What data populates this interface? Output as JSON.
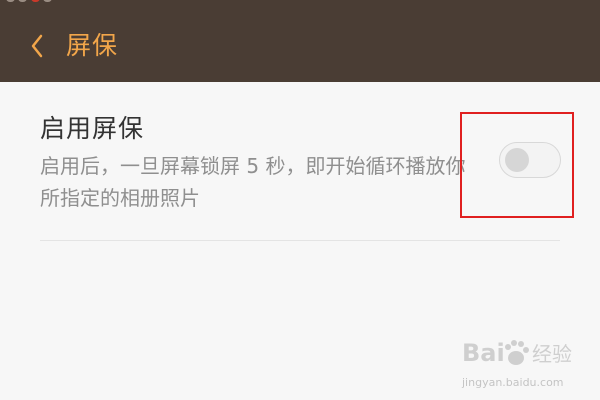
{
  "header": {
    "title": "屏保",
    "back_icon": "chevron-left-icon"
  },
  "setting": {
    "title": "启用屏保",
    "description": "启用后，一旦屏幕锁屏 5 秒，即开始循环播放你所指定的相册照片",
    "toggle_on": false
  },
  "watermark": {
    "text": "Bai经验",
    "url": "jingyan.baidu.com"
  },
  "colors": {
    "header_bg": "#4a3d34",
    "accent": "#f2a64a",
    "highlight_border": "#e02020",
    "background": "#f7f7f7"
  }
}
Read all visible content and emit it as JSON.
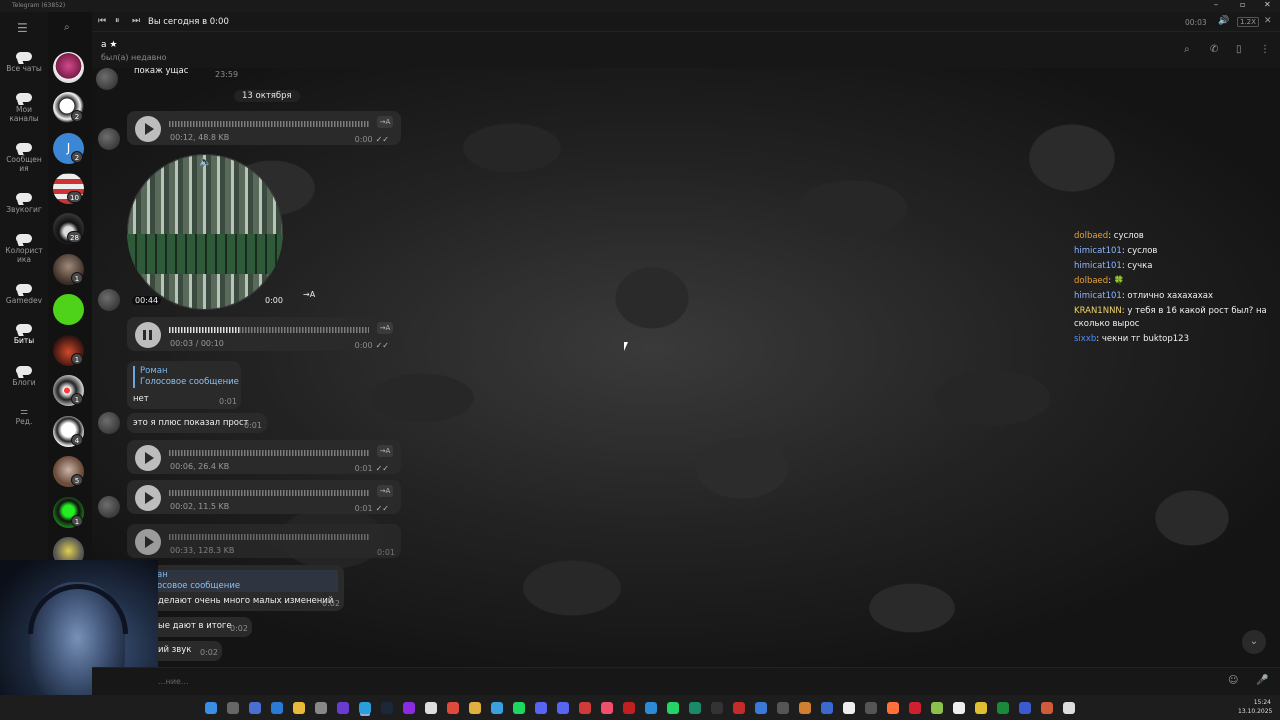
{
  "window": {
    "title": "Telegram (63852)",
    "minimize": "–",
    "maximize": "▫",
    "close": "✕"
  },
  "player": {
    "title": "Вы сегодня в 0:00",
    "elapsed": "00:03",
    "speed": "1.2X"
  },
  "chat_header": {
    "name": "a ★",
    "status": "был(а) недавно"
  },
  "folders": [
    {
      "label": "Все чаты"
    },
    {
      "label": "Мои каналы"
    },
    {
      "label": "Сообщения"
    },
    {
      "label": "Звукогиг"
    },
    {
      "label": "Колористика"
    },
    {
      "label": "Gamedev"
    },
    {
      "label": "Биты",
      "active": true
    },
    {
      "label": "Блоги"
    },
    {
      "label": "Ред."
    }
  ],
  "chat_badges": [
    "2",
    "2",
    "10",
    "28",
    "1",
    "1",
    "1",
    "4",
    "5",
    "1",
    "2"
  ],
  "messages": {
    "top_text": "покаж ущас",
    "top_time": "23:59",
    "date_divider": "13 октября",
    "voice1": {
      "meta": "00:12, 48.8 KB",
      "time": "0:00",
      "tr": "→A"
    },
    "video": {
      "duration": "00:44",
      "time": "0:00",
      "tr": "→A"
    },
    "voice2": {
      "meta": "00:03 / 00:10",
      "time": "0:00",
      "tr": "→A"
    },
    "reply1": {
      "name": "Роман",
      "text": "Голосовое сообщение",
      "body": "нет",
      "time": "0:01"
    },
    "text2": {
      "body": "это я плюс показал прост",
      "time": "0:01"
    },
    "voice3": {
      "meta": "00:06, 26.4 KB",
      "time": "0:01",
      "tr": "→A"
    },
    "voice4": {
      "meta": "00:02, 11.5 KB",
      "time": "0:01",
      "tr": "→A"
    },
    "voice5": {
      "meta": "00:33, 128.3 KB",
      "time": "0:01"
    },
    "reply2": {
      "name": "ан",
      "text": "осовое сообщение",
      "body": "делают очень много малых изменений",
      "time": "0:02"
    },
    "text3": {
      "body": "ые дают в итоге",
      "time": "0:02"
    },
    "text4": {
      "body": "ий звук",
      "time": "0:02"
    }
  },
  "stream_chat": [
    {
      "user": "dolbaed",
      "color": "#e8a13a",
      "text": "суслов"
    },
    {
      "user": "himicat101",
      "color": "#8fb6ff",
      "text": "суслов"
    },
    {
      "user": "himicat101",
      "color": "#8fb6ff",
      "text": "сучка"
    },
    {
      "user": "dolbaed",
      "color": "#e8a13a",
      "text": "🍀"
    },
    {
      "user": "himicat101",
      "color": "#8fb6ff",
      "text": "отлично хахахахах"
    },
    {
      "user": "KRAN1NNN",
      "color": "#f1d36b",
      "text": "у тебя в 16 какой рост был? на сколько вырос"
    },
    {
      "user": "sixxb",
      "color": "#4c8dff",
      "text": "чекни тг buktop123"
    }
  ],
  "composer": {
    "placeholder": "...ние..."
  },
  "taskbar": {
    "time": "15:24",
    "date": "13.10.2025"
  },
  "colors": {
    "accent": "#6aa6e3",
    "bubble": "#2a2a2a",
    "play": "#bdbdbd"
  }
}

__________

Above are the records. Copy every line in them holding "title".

THE ANSWER:
    "title": "屏保",
    "title": "启用屏保",
    "title": "Telegram (63852)",
    "title": "Вы сегодня в 0:00",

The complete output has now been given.